BRIEF - Write out the data again in full, exactly as it reads.
──────── INFORMATION SHOWN ────────
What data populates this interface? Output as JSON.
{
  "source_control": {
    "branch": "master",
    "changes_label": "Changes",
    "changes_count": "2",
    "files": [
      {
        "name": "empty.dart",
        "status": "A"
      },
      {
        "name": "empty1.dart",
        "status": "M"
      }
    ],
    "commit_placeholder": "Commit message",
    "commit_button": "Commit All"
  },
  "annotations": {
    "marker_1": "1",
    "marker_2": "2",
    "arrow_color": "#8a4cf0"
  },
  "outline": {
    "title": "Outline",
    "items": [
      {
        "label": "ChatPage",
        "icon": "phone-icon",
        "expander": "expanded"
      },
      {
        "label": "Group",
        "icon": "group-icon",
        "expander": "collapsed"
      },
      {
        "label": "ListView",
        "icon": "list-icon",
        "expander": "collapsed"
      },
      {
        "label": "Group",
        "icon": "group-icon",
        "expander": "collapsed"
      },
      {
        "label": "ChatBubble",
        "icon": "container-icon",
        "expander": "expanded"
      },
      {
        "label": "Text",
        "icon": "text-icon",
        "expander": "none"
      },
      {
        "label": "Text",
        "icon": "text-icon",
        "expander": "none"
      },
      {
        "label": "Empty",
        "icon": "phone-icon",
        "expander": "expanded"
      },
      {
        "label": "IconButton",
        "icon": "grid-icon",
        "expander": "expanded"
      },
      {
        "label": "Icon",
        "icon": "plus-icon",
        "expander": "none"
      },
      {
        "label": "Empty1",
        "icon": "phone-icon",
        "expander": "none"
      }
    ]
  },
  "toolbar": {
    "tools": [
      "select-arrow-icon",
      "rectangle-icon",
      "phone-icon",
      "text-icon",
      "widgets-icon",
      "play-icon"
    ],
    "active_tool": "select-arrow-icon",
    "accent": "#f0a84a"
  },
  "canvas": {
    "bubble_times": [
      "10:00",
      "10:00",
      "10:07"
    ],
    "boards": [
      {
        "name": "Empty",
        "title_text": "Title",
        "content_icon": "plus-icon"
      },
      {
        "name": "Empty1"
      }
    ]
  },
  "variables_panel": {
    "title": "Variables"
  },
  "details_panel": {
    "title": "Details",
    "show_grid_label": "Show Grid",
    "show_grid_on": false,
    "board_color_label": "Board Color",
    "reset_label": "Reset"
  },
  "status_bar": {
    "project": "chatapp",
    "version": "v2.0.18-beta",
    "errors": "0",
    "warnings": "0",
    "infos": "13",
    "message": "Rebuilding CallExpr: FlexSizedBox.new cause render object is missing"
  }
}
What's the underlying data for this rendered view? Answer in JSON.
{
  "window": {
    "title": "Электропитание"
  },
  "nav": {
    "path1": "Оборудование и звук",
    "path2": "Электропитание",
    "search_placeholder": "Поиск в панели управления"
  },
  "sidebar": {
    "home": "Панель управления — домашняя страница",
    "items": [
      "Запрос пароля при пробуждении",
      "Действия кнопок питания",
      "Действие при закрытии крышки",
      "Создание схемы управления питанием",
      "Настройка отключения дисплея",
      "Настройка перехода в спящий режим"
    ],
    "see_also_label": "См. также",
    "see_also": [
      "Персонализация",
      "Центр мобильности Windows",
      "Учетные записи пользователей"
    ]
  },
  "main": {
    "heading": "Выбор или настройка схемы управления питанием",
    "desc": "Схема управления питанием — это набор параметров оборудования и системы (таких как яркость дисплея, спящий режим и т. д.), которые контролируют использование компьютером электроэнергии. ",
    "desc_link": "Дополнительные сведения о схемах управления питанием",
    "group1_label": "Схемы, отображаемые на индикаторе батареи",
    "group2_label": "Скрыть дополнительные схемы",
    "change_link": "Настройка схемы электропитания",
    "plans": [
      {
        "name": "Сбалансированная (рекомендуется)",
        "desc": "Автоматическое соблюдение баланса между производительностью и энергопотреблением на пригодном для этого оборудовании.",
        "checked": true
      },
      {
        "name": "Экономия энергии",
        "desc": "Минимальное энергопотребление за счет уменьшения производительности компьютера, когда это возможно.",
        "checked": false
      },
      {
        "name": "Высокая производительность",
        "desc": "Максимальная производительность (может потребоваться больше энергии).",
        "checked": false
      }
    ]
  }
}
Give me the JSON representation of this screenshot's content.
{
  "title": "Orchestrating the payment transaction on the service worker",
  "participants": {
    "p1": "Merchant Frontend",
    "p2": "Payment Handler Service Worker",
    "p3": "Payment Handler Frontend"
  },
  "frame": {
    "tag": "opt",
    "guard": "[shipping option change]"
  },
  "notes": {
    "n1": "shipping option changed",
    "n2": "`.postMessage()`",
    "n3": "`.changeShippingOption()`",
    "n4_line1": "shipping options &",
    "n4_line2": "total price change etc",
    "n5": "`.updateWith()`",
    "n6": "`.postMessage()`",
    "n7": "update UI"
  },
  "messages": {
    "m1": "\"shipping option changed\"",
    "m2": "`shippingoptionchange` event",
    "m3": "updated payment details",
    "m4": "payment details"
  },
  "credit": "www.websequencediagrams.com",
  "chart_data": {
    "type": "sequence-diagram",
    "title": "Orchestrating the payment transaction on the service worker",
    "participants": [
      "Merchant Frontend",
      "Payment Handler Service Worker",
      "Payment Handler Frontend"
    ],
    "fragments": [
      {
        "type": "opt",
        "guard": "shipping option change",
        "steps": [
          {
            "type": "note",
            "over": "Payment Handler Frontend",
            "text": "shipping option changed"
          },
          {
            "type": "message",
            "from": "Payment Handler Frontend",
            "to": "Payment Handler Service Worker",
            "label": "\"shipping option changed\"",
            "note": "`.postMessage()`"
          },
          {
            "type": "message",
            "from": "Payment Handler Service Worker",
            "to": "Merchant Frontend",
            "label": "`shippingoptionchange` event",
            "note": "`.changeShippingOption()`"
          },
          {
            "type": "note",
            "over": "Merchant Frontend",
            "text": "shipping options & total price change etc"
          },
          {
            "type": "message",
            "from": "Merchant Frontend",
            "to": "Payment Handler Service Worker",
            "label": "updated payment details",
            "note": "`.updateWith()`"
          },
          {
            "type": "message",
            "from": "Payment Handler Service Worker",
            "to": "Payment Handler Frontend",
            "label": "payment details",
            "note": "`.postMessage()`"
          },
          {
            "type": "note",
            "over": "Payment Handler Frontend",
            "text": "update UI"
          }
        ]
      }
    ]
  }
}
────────
TASK ANSWER -
What data populates this interface? Output as JSON.
{
  "source_control": {
    "branch": "master",
    "changes_label": "Changes",
    "changes_count": "2",
    "files": [
      {
        "name": "empty.dart",
        "status": "A"
      },
      {
        "name": "empty1.dart",
        "status": "M"
      }
    ],
    "commit_placeholder": "Commit message",
    "commit_button": "Commit All"
  },
  "annotations": {
    "marker_1": "1",
    "marker_2": "2",
    "arrow_color": "#8a4cf0"
  },
  "outline": {
    "title": "Outline",
    "items": [
      {
        "label": "ChatPage",
        "icon": "phone-icon",
        "expander": "expanded"
      },
      {
        "label": "Group",
        "icon": "group-icon",
        "expander": "collapsed"
      },
      {
        "label": "ListView",
        "icon": "list-icon",
        "expander": "collapsed"
      },
      {
        "label": "Group",
        "icon": "group-icon",
        "expander": "collapsed"
      },
      {
        "label": "ChatBubble",
        "icon": "container-icon",
        "expander": "expanded"
      },
      {
        "label": "Text",
        "icon": "text-icon",
        "expander": "none"
      },
      {
        "label": "Text",
        "icon": "text-icon",
        "expander": "none"
      },
      {
        "label": "Empty",
        "icon": "phone-icon",
        "expander": "expanded"
      },
      {
        "label": "IconButton",
        "icon": "grid-icon",
        "expander": "expanded"
      },
      {
        "label": "Icon",
        "icon": "plus-icon",
        "expander": "none"
      },
      {
        "label": "Empty1",
        "icon": "phone-icon",
        "expander": "none"
      }
    ]
  },
  "toolbar": {
    "tools": [
      "select-arrow-icon",
      "rectangle-icon",
      "phone-icon",
      "text-icon",
      "widgets-icon",
      "play-icon"
    ],
    "active_tool": "select-arrow-icon",
    "accent": "#f0a84a"
  },
  "canvas": {
    "bubble_times": [
      "10:00",
      "10:00",
      "10:07"
    ],
    "boards": [
      {
        "name": "Empty",
        "title_text": "Title",
        "content_icon": "plus-icon"
      },
      {
        "name": "Empty1"
      }
    ]
  },
  "variables_panel": {
    "title": "Variables"
  },
  "details_panel": {
    "title": "Details",
    "show_grid_label": "Show Grid",
    "show_grid_on": false,
    "board_color_label": "Board Color",
    "reset_label": "Reset"
  },
  "status_bar": {
    "project": "chatapp",
    "version": "v2.0.18-beta",
    "errors": "0",
    "warnings": "0",
    "infos": "13",
    "message": "Rebuilding CallExpr: FlexSizedBox.new cause render object is missing"
  }
}
What's the underlying data for this rendered view? Answer in JSON.
{
  "window": {
    "title": "Электропитание"
  },
  "nav": {
    "path1": "Оборудование и звук",
    "path2": "Электропитание",
    "search_placeholder": "Поиск в панели управления"
  },
  "sidebar": {
    "home": "Панель управления — домашняя страница",
    "items": [
      "Запрос пароля при пробуждении",
      "Действия кнопок питания",
      "Действие при закрытии крышки",
      "Создание схемы управления питанием",
      "Настройка отключения дисплея",
      "Настройка перехода в спящий режим"
    ],
    "see_also_label": "См. также",
    "see_also": [
      "Персонализация",
      "Центр мобильности Windows",
      "Учетные записи пользователей"
    ]
  },
  "main": {
    "heading": "Выбор или настройка схемы управления питанием",
    "desc": "Схема управления питанием — это набор параметров оборудования и системы (таких как яркость дисплея, спящий режим и т. д.), которые контролируют использование компьютером электроэнергии. ",
    "desc_link": "Дополнительные сведения о схемах управления питанием",
    "group1_label": "Схемы, отображаемые на индикаторе батареи",
    "group2_label": "Скрыть дополнительные схемы",
    "change_link": "Настройка схемы электропитания",
    "plans": [
      {
        "name": "Сбалансированная (рекомендуется)",
        "desc": "Автоматическое соблюдение баланса между производительностью и энергопотреблением на пригодном для этого оборудовании.",
        "checked": true
      },
      {
        "name": "Экономия энергии",
        "desc": "Минимальное энергопотребление за счет уменьшения производительности компьютера, когда это возможно.",
        "checked": false
      },
      {
        "name": "Высокая производительность",
        "desc": "Максимальная производительность (может потребоваться больше энергии).",
        "checked": false
      }
    ]
  }
}
Give me the JSON representation of this screenshot's content.
{
  "title": "Orchestrating the payment transaction on the service worker",
  "participants": {
    "p1": "Merchant Frontend",
    "p2": "Payment Handler Service Worker",
    "p3": "Payment Handler Frontend"
  },
  "frame": {
    "tag": "opt",
    "guard": "[shipping option change]"
  },
  "notes": {
    "n1": "shipping option changed",
    "n2": "`.postMessage()`",
    "n3": "`.changeShippingOption()`",
    "n4_line1": "shipping options &",
    "n4_line2": "total price change etc",
    "n5": "`.updateWith()`",
    "n6": "`.postMessage()`",
    "n7": "update UI"
  },
  "messages": {
    "m1": "\"shipping option changed\"",
    "m2": "`shippingoptionchange` event",
    "m3": "updated payment details",
    "m4": "payment details"
  },
  "credit": "www.websequencediagrams.com",
  "chart_data": {
    "type": "sequence-diagram",
    "title": "Orchestrating the payment transaction on the service worker",
    "participants": [
      "Merchant Frontend",
      "Payment Handler Service Worker",
      "Payment Handler Frontend"
    ],
    "fragments": [
      {
        "type": "opt",
        "guard": "shipping option change",
        "steps": [
          {
            "type": "note",
            "over": "Payment Handler Frontend",
            "text": "shipping option changed"
          },
          {
            "type": "message",
            "from": "Payment Handler Frontend",
            "to": "Payment Handler Service Worker",
            "label": "\"shipping option changed\"",
            "note": "`.postMessage()`"
          },
          {
            "type": "message",
            "from": "Payment Handler Service Worker",
            "to": "Merchant Frontend",
            "label": "`shippingoptionchange` event",
            "note": "`.changeShippingOption()`"
          },
          {
            "type": "note",
            "over": "Merchant Frontend",
            "text": "shipping options & total price change etc"
          },
          {
            "type": "message",
            "from": "Merchant Frontend",
            "to": "Payment Handler Service Worker",
            "label": "updated payment details",
            "note": "`.updateWith()`"
          },
          {
            "type": "message",
            "from": "Payment Handler Service Worker",
            "to": "Payment Handler Frontend",
            "label": "payment details",
            "note": "`.postMessage()`"
          },
          {
            "type": "note",
            "over": "Payment Handler Frontend",
            "text": "update UI"
          }
        ]
      }
    ]
  }
}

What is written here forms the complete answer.